"""

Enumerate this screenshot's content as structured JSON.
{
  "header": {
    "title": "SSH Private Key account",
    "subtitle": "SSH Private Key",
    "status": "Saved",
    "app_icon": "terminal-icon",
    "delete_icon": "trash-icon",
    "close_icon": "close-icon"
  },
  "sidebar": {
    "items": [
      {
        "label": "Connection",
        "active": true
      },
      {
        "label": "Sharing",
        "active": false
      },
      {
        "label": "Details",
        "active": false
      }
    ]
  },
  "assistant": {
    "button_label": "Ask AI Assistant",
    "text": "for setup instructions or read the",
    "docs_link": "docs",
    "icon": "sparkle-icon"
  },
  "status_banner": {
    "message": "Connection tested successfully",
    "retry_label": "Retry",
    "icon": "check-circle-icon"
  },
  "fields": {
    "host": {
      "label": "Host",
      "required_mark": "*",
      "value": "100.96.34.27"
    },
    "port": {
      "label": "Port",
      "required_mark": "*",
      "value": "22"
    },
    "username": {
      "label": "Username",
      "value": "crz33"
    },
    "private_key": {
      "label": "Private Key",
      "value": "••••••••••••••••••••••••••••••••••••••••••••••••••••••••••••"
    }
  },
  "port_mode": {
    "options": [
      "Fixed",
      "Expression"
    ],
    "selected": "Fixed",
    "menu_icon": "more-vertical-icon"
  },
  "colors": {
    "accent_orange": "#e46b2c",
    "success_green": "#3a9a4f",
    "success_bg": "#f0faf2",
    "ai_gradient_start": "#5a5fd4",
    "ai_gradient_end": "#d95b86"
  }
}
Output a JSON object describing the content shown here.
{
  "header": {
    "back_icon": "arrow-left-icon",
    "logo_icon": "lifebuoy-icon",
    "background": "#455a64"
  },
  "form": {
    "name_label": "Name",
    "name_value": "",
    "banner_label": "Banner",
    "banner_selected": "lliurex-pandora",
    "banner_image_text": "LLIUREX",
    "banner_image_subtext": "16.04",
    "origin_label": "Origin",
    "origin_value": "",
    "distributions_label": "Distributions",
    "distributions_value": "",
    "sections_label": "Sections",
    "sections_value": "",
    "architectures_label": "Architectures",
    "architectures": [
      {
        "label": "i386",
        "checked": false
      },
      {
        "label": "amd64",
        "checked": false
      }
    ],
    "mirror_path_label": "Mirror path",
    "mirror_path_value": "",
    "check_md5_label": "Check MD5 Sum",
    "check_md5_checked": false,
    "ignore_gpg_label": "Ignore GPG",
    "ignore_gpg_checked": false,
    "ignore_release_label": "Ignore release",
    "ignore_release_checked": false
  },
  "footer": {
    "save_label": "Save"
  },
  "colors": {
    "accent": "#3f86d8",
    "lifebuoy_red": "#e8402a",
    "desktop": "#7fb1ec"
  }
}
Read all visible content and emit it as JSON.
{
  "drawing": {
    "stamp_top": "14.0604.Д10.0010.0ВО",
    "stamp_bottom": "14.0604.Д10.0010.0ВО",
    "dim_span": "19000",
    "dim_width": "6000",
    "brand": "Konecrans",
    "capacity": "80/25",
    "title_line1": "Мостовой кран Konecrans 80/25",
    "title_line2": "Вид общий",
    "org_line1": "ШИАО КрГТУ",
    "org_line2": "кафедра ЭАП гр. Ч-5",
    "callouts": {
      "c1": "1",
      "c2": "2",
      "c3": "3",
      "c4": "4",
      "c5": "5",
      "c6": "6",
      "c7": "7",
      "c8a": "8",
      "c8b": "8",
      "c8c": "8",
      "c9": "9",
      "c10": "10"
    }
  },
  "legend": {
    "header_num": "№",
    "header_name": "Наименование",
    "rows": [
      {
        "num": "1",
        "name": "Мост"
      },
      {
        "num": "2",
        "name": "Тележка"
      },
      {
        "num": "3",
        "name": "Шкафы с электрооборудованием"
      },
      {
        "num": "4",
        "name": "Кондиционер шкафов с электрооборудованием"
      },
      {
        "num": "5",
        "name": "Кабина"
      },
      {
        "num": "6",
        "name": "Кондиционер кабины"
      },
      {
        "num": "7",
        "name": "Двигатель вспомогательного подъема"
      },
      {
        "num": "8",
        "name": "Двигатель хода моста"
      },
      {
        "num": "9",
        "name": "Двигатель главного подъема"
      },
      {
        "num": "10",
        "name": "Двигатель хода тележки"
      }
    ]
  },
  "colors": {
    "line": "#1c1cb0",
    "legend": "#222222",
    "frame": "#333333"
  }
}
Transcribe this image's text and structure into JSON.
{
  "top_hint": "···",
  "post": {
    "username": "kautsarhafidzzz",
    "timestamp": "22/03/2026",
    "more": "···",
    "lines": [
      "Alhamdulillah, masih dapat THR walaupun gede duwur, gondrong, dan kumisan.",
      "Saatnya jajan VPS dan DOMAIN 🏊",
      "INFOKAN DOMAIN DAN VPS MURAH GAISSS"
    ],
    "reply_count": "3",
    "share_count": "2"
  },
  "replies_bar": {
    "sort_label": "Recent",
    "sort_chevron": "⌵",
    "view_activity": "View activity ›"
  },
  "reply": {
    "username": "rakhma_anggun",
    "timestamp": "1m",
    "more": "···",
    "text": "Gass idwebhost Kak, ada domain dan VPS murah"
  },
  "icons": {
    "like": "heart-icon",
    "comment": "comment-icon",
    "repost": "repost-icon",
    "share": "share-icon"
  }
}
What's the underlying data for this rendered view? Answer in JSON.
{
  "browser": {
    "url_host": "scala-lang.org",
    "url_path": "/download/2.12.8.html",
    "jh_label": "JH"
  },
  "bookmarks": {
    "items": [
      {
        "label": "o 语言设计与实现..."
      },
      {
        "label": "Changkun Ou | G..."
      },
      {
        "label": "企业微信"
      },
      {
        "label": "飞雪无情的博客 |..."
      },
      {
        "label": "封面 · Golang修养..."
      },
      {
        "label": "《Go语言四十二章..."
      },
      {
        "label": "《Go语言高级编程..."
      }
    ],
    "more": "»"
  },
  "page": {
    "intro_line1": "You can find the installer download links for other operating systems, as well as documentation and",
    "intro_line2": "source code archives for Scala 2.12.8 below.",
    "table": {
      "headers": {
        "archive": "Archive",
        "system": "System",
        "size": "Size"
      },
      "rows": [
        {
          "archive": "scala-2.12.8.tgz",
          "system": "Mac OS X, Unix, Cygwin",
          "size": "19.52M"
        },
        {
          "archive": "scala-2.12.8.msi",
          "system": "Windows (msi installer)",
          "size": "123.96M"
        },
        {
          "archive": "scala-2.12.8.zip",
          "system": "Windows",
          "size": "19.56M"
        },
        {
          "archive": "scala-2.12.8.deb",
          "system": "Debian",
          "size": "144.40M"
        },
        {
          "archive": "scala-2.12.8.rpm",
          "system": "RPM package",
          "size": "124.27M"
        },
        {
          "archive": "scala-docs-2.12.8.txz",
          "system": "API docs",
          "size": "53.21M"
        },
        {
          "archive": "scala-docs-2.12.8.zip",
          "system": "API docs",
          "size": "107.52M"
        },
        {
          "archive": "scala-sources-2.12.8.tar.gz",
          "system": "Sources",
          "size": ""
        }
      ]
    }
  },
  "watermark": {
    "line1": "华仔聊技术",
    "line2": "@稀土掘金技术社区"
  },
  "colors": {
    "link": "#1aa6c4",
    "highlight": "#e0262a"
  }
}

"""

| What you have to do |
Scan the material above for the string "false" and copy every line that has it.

| Result below |
        "active": false
        "active": false
        "checked": false
        "checked": false
    "check_md5_checked": false,
    "ignore_gpg_checked": false,
    "ignore_release_checked": false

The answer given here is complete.